[Start of section]
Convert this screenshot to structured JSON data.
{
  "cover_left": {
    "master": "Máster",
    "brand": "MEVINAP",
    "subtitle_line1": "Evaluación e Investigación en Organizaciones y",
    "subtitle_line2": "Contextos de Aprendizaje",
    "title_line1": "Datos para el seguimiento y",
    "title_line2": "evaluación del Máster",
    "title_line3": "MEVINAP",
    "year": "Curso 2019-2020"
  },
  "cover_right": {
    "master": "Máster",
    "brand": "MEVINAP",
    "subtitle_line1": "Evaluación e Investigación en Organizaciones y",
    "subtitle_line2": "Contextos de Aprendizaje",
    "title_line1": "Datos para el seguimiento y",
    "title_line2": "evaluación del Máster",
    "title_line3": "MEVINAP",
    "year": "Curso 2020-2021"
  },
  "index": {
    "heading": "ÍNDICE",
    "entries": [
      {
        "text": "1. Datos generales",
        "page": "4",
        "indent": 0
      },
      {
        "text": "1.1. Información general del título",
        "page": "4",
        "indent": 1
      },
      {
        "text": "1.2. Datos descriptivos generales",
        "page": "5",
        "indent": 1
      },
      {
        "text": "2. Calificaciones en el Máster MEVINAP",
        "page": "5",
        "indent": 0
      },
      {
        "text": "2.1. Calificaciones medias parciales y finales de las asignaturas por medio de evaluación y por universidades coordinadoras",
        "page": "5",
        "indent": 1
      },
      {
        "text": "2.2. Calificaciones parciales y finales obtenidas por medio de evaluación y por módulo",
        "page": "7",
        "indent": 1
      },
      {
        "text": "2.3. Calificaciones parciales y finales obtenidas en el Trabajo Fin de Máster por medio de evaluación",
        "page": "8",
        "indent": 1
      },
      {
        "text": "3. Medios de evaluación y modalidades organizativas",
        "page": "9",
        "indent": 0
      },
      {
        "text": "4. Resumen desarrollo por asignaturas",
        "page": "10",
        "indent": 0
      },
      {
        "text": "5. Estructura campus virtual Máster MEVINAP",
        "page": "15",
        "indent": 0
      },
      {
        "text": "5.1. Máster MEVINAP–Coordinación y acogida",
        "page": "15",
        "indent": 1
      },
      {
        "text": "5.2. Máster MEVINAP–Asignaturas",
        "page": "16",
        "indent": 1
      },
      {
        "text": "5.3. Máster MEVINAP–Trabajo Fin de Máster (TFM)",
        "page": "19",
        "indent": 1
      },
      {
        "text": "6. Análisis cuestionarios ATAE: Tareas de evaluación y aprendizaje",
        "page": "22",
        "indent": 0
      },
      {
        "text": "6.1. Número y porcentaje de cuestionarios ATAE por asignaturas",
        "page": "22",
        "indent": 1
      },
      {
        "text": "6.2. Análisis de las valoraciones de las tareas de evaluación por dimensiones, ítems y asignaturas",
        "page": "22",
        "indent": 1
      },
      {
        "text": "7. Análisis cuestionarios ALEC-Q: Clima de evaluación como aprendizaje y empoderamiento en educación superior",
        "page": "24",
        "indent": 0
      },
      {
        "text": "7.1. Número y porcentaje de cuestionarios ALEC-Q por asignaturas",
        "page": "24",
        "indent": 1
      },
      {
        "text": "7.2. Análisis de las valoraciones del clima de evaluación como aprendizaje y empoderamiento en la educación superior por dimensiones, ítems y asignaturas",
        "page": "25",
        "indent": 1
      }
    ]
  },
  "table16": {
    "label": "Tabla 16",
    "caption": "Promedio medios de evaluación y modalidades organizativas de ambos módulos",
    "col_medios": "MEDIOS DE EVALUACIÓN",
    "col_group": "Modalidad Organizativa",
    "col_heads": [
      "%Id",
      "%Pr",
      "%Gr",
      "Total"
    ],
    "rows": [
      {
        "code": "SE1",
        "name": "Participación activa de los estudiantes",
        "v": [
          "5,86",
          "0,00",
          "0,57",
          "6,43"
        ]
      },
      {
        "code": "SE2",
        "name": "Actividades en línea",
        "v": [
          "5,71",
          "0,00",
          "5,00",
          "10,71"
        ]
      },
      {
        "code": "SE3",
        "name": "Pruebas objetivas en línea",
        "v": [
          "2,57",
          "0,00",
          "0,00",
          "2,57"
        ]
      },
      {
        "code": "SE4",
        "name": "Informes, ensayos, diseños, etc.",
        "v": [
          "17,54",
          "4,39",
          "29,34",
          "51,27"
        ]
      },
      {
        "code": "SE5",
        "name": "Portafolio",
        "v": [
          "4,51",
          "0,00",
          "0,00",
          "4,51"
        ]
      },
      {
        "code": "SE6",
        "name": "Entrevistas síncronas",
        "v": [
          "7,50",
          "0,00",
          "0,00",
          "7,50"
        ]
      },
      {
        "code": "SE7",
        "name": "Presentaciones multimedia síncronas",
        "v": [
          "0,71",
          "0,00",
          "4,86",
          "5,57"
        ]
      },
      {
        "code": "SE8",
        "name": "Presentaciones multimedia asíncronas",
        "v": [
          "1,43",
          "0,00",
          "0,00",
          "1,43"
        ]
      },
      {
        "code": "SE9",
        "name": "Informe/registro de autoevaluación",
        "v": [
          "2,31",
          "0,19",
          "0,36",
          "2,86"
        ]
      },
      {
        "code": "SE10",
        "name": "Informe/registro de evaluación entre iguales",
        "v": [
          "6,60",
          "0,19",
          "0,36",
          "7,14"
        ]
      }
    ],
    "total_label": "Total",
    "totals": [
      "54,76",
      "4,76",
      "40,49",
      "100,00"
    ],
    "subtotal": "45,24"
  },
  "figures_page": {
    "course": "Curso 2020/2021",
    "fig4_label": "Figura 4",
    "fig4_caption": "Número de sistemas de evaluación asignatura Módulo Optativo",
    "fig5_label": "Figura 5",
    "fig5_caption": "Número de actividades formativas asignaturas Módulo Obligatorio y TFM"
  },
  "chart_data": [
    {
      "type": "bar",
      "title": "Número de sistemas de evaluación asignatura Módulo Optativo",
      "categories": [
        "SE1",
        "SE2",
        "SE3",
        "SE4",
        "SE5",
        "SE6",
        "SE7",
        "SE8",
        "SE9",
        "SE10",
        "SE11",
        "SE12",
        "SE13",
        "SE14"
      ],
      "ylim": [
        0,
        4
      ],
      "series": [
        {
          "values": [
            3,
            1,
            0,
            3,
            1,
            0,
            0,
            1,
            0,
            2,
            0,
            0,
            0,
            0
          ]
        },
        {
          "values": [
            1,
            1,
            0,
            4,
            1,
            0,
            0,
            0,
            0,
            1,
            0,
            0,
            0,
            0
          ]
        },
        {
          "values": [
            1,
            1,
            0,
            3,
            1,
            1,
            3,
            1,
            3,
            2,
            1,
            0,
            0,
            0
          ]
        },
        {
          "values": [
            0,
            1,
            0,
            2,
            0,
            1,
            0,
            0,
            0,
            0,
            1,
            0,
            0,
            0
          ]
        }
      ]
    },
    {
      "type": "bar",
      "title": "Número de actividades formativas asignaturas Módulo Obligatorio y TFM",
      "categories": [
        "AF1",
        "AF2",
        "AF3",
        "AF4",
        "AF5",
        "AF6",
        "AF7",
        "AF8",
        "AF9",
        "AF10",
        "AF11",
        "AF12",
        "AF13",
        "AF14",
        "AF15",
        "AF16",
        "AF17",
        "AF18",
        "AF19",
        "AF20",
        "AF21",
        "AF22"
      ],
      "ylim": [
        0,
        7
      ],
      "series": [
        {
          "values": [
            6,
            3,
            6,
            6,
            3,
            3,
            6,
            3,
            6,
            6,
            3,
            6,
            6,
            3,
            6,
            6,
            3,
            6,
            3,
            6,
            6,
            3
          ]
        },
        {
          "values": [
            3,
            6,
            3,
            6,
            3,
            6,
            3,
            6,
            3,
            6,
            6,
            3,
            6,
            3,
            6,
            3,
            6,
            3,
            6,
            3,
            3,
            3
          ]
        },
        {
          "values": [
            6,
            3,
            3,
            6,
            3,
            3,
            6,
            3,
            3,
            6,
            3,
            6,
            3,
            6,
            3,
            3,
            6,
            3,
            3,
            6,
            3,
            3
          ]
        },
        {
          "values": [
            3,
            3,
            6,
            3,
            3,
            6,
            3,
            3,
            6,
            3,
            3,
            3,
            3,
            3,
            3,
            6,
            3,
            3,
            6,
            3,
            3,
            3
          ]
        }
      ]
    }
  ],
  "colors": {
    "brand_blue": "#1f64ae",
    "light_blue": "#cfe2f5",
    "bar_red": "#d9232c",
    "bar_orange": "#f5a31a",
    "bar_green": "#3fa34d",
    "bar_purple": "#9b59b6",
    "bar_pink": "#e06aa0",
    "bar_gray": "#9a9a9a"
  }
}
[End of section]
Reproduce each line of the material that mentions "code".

SOLUTION:
        "code": "SE1",
        "code": "SE2",
        "code": "SE3",
        "code": "SE4",
        "code": "SE5",
        "code": "SE6",
        "code": "SE7",
        "code": "SE8",
        "code": "SE9",
        "code": "SE10",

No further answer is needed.